I come to drink in the beauty of nature, sloppy greedy gulps as the antidote of an empathetic person living in a world on fire. I take in the beauty and exhale yes. I wait at the water long enough for the warm autumn winds to dry my hair and long enough to craft a creed.

Yes, I still believe people are good inside.

Yes, I still believe people want opportunities to express generosity to others.

Yes, I still believe we get to be hope for others.


I watch the ocean move and am reminded this is the way of our lives. There is what can be seen on the surface, choppy wave or calm current, then there are entire realms still becoming known below. Like the ocean, we can hold the tension of both. We can attend to the daily tasks and tend to the deeper ponderings within. We can live among the clashes and still have peace inside.

When I forget, I come back to the water as physical reminder. So often I retreat into my head and my heart – which is good and needed – more and more I am finding I need to birth that inward life into physical expressions. Do you have a process for your processing?

I leave you with a poem I have tucked into my pocket lately. It is wisdom poetry from Sue Monk Kidd. I hope you will find as much treasure in it as I have.

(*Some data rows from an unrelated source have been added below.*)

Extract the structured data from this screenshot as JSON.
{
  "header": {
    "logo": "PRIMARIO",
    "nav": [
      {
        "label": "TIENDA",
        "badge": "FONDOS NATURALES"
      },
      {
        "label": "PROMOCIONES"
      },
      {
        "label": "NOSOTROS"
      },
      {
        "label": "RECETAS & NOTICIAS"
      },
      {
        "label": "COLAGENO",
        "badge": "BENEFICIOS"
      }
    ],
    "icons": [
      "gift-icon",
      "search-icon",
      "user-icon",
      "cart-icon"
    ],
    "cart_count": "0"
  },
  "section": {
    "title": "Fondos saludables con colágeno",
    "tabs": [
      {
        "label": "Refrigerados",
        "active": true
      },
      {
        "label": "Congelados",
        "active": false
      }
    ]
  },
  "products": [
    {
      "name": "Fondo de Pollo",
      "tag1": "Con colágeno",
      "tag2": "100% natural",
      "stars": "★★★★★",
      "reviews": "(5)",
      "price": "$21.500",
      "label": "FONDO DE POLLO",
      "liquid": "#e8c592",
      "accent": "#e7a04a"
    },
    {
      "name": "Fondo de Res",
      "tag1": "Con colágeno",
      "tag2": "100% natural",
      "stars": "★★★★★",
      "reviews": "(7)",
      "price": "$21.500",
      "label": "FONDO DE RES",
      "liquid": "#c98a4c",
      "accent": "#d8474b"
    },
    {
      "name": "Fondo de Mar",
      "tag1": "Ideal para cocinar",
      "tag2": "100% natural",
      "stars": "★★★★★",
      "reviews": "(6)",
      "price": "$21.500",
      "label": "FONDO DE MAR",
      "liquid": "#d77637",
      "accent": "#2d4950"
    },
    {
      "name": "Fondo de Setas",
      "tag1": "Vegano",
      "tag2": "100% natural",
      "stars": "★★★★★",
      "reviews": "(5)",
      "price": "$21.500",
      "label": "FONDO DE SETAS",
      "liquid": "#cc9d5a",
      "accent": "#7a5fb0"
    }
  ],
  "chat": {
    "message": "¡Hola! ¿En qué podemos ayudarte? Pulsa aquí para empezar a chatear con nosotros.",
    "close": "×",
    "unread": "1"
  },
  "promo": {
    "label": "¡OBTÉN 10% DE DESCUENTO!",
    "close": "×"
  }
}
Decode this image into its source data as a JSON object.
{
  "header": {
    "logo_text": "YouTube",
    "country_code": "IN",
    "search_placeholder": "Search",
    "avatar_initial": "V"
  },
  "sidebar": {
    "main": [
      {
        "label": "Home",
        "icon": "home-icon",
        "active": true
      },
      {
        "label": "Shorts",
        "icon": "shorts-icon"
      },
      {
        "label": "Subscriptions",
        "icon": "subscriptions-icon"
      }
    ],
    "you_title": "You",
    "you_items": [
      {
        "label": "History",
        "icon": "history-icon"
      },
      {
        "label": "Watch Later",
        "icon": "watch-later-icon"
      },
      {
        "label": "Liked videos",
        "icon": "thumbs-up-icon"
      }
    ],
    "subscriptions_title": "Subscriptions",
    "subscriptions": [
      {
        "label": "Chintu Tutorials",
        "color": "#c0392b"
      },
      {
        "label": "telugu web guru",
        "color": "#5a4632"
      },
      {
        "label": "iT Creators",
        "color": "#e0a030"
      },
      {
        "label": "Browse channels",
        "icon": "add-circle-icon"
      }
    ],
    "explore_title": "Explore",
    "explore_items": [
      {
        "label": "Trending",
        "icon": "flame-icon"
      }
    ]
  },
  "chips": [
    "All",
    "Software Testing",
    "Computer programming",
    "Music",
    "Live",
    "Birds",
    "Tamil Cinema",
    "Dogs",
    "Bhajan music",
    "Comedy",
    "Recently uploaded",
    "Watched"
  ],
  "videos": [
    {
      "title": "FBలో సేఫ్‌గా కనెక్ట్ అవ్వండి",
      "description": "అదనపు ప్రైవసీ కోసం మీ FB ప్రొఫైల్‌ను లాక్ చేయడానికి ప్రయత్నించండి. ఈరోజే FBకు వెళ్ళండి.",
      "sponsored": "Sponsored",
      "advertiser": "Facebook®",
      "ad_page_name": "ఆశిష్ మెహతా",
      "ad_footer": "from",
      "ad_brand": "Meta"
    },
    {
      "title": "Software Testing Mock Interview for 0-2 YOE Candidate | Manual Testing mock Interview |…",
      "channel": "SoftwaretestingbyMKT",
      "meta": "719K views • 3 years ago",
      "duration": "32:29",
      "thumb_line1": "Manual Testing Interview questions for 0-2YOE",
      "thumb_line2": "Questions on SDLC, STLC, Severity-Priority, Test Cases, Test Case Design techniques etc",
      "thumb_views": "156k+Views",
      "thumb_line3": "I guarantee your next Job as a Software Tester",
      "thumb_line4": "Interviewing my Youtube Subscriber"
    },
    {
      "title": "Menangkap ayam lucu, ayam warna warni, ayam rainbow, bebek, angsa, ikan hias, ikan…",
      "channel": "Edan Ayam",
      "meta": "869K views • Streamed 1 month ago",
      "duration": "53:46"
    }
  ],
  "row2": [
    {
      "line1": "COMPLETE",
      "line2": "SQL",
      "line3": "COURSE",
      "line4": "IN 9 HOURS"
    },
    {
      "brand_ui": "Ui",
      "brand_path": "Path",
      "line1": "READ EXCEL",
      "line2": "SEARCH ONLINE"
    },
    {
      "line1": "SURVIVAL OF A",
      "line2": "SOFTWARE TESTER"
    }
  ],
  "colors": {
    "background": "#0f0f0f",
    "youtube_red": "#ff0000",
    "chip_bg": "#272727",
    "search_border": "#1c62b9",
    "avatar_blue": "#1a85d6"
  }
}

To be fully human, fully myself,

To accept all that I am, all that you envision,

This is my prayer.

Walk with me out to the rim of life,

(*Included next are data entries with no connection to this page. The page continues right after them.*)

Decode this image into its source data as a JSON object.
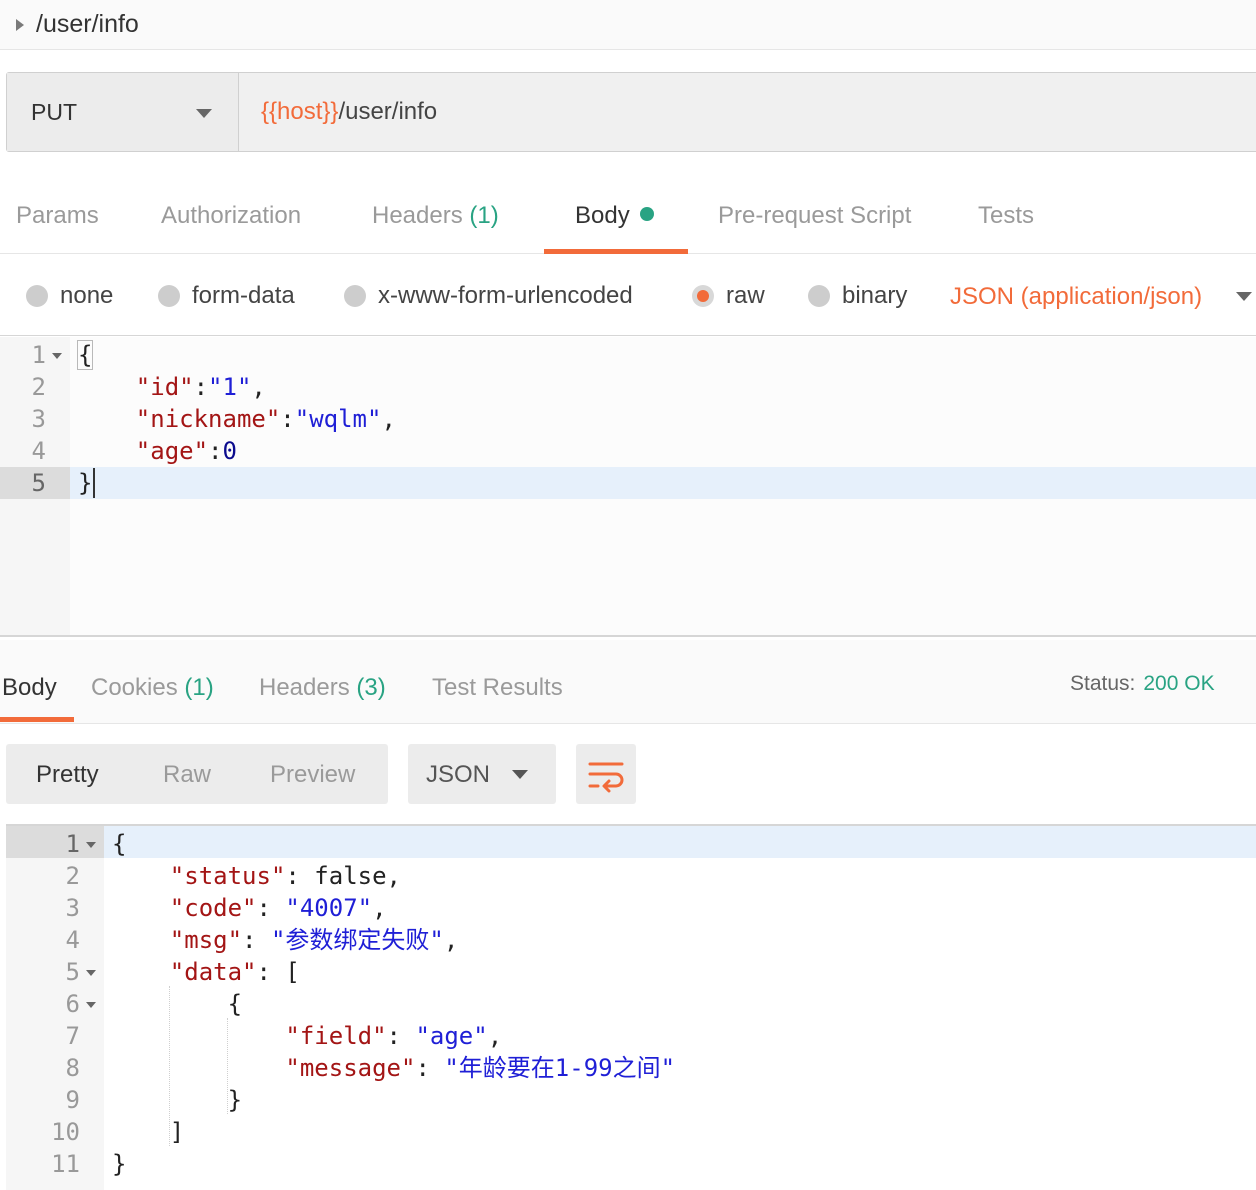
{
  "request": {
    "name": "/user/info",
    "method": "PUT",
    "url_var": "{{host}}",
    "url_path": "/user/info"
  },
  "request_tabs": {
    "params": "Params",
    "authorization": "Authorization",
    "headers": "Headers",
    "headers_count": "(1)",
    "body": "Body",
    "prerequest": "Pre-request Script",
    "tests": "Tests",
    "active": "Body"
  },
  "body_types": {
    "none": "none",
    "form_data": "form-data",
    "urlencoded": "x-www-form-urlencoded",
    "raw": "raw",
    "binary": "binary",
    "selected": "raw",
    "content_type": "JSON (application/json)"
  },
  "request_body": {
    "line_numbers": [
      "1",
      "2",
      "3",
      "4",
      "5"
    ],
    "lines": [
      {
        "parts": [
          {
            "t": "p",
            "v": "{"
          }
        ]
      },
      {
        "parts": [
          {
            "t": "p",
            "v": "    "
          },
          {
            "t": "k",
            "v": "\"id\""
          },
          {
            "t": "p",
            "v": ":"
          },
          {
            "t": "s",
            "v": "\"1\""
          },
          {
            "t": "p",
            "v": ","
          }
        ]
      },
      {
        "parts": [
          {
            "t": "p",
            "v": "    "
          },
          {
            "t": "k",
            "v": "\"nickname\""
          },
          {
            "t": "p",
            "v": ":"
          },
          {
            "t": "s",
            "v": "\"wqlm\""
          },
          {
            "t": "p",
            "v": ","
          }
        ]
      },
      {
        "parts": [
          {
            "t": "p",
            "v": "    "
          },
          {
            "t": "k",
            "v": "\"age\""
          },
          {
            "t": "p",
            "v": ":"
          },
          {
            "t": "n",
            "v": "0"
          }
        ]
      },
      {
        "parts": [
          {
            "t": "p",
            "v": "}"
          }
        ]
      }
    ]
  },
  "response_tabs": {
    "body": "Body",
    "cookies": "Cookies",
    "cookies_count": "(1)",
    "headers": "Headers",
    "headers_count": "(3)",
    "test_results": "Test Results",
    "status_label": "Status:",
    "status_value": "200 OK"
  },
  "response_toolbar": {
    "pretty": "Pretty",
    "raw": "Raw",
    "preview": "Preview",
    "format": "JSON"
  },
  "response_body": {
    "line_numbers": [
      "1",
      "2",
      "3",
      "4",
      "5",
      "6",
      "7",
      "8",
      "9",
      "10",
      "11"
    ],
    "lines": [
      {
        "parts": [
          {
            "t": "p",
            "v": "{"
          }
        ]
      },
      {
        "parts": [
          {
            "t": "p",
            "v": "    "
          },
          {
            "t": "k",
            "v": "\"status\""
          },
          {
            "t": "p",
            "v": ": false,"
          }
        ]
      },
      {
        "parts": [
          {
            "t": "p",
            "v": "    "
          },
          {
            "t": "k",
            "v": "\"code\""
          },
          {
            "t": "p",
            "v": ": "
          },
          {
            "t": "s",
            "v": "\"4007\""
          },
          {
            "t": "p",
            "v": ","
          }
        ]
      },
      {
        "parts": [
          {
            "t": "p",
            "v": "    "
          },
          {
            "t": "k",
            "v": "\"msg\""
          },
          {
            "t": "p",
            "v": ": "
          },
          {
            "t": "s",
            "v": "\"参数绑定失败\""
          },
          {
            "t": "p",
            "v": ","
          }
        ]
      },
      {
        "parts": [
          {
            "t": "p",
            "v": "    "
          },
          {
            "t": "k",
            "v": "\"data\""
          },
          {
            "t": "p",
            "v": ": ["
          }
        ]
      },
      {
        "parts": [
          {
            "t": "p",
            "v": "        {"
          }
        ]
      },
      {
        "parts": [
          {
            "t": "p",
            "v": "            "
          },
          {
            "t": "k",
            "v": "\"field\""
          },
          {
            "t": "p",
            "v": ": "
          },
          {
            "t": "s",
            "v": "\"age\""
          },
          {
            "t": "p",
            "v": ","
          }
        ]
      },
      {
        "parts": [
          {
            "t": "p",
            "v": "            "
          },
          {
            "t": "k",
            "v": "\"message\""
          },
          {
            "t": "p",
            "v": ": "
          },
          {
            "t": "s",
            "v": "\"年龄要在1-99之间\""
          }
        ]
      },
      {
        "parts": [
          {
            "t": "p",
            "v": "        }"
          }
        ]
      },
      {
        "parts": [
          {
            "t": "p",
            "v": "    ]"
          }
        ]
      },
      {
        "parts": [
          {
            "t": "p",
            "v": "}"
          }
        ]
      }
    ]
  },
  "icons": {
    "collapse": "caret-right-icon",
    "method_dropdown": "chevron-down-icon",
    "wrap": "wrap-lines-icon"
  },
  "colors": {
    "accent": "#f26b3a",
    "success": "#29a383"
  }
}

Beyond security.

Take me to the exquisite edge of courage

And release me to become.

Roadtripping to Reclaim Our Skin


A myth has been following me in the way Mother Universe and Auntie Time will place a theme repeatedly before us until curiosity can’t turn away. It is the myth of the Seal Skin – a mythical creature from the sea trades her seal skin for a life on land, becomes a mother then makes hard choices and goes on a journey to reclaim her seal skin as passage to return to her origins and share that part of her with her child. Now, if that’s not a direct translation to motherhood, I’m not sure what is.

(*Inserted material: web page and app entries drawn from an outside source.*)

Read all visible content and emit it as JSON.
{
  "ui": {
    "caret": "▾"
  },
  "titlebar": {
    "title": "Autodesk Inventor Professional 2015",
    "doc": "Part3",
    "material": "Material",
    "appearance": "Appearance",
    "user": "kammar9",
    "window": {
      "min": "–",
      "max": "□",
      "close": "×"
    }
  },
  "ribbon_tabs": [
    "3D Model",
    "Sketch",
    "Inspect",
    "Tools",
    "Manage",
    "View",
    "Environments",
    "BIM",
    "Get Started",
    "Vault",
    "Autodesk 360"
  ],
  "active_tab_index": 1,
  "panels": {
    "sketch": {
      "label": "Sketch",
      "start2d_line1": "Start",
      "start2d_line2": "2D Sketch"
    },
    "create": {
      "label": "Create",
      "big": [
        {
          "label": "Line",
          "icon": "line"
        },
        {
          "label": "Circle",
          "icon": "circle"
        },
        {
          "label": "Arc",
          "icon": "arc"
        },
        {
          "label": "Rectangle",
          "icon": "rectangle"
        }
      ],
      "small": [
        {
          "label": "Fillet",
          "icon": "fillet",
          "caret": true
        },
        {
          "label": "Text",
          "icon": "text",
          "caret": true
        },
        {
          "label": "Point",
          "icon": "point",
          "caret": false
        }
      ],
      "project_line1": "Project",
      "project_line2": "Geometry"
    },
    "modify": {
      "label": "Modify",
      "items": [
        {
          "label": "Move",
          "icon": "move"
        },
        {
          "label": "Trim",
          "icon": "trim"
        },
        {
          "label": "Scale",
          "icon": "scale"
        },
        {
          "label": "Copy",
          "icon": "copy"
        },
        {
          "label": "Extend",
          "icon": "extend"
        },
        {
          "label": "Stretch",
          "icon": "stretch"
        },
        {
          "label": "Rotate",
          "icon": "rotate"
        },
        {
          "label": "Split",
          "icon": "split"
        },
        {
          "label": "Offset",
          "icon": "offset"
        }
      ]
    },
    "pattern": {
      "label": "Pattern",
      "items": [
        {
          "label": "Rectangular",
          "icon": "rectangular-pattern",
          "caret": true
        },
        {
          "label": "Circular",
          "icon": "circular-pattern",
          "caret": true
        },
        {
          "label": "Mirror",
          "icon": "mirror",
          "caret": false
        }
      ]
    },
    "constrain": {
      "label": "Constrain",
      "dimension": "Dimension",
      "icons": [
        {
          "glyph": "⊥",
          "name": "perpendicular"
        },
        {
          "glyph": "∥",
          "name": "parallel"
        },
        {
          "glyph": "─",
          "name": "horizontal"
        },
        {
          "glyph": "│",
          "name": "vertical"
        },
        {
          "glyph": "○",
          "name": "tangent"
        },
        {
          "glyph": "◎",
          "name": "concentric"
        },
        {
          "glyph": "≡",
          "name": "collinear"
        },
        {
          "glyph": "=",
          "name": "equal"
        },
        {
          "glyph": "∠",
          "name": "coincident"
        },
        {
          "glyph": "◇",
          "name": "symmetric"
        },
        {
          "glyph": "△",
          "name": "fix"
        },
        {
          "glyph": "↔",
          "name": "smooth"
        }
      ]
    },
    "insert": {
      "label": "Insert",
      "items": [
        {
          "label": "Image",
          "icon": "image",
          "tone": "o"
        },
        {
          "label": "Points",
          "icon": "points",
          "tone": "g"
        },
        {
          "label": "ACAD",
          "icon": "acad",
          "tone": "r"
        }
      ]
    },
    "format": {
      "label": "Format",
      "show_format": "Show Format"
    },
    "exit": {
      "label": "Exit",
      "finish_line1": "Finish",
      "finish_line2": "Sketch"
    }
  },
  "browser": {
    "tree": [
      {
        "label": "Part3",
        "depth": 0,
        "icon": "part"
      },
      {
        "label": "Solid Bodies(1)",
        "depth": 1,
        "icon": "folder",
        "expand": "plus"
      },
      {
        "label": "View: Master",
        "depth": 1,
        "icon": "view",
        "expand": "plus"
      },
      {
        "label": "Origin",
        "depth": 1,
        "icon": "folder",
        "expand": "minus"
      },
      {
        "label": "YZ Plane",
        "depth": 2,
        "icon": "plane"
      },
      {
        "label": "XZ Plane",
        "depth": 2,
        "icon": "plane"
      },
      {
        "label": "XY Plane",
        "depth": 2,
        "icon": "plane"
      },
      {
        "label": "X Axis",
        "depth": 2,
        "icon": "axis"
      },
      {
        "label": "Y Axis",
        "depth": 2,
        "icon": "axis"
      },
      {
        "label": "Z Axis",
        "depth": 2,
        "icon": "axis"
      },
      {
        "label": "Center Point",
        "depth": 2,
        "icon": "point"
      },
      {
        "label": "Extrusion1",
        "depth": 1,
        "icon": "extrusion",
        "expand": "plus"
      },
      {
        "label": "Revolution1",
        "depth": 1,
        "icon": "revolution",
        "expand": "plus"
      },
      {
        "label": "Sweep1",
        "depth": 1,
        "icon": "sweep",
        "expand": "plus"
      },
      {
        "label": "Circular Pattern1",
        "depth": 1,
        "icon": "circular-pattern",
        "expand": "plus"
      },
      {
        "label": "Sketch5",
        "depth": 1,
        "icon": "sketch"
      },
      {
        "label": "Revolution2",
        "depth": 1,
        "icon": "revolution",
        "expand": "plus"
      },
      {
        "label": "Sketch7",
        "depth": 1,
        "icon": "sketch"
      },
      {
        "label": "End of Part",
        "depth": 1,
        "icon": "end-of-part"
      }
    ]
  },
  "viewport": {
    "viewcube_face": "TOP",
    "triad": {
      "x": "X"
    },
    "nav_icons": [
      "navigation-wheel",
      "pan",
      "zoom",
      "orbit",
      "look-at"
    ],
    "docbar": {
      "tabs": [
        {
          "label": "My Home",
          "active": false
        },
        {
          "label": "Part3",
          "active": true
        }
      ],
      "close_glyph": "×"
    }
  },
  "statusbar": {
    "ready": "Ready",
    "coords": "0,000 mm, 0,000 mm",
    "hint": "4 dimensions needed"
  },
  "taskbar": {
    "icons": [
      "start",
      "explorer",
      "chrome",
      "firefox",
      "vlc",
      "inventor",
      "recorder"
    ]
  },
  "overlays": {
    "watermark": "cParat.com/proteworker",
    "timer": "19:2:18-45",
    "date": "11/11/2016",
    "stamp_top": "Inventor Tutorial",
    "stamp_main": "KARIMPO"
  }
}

Over the past few years, I’ve been on a search for my own misplaced seal skins.

This summer, my oldest three and I drove from San Diego to Yellowstone and back. The unexpected happiness was discovering previously lost seal skins all along the way. Over two-thousand miles of KidzBop, Chexmix, loose expectations, and national parks, and each mile a reclamation of parts of me that have been missing or dormant.


Here’s what I know:

This earth is so, so beautiful. Take notice. Let it overwhelm you. Then use it up. 

The land. The sky. The people. Do you ever get overwhelmed at the sheer beauty of it all and whoosh an exhale when you didn’t even realize you had been holding your breath? The canyons and clouds are poetry just be being and I receive it in awe. But as a favorite current theologian of mine, Butler Bass, says, awe in itself is not the point of spirituality. “Awe is the gateway to compassion.” I love that.



The gift really is the journey, not the destination as annoyingly trite as that truth sounds. 

I love not knowing exactly what the day holds. I love having a destination point, but filling in the details as we go. I love unexpected finds along the way and being surprised by the joy of it all. Road trips birth free-form  filling a day in a way the structured routine of our daily life simply cannot.


Making decisions on the fly…seal skin.

Honestly? Making authoritative decisions without checking in with another person at all…seal skin.

Taking detours to explore new experiences…seal skin.

Saying yes to the fun of hotel swims before breakfast and unlimited fruit snacks…seal skin.

Curiosity. Playfulness. Seal skin. Space for introspection and perspective. Seal skin.


So the trick is translating all the life-giving forms back into our everyday life. I don’t have all the answers yet. But I have been given the gift of remembering what it is like to reclaim parts of me that have been gone and for that I will maintain gratitude and renewed fervor to be wholly me to my family and not fade into a role, because what they don’t need is a generic mommy/wife figure. What they need is a wholly, vibrant ME swimming in my seal skin and showing them the mystical lands available to experience themselves.


I’m going to continue on this journey. I’m going to try.

Have you misplaced your seal skin?  I hope you, too, will search to reclaim it and use it to dive into the deep beyond.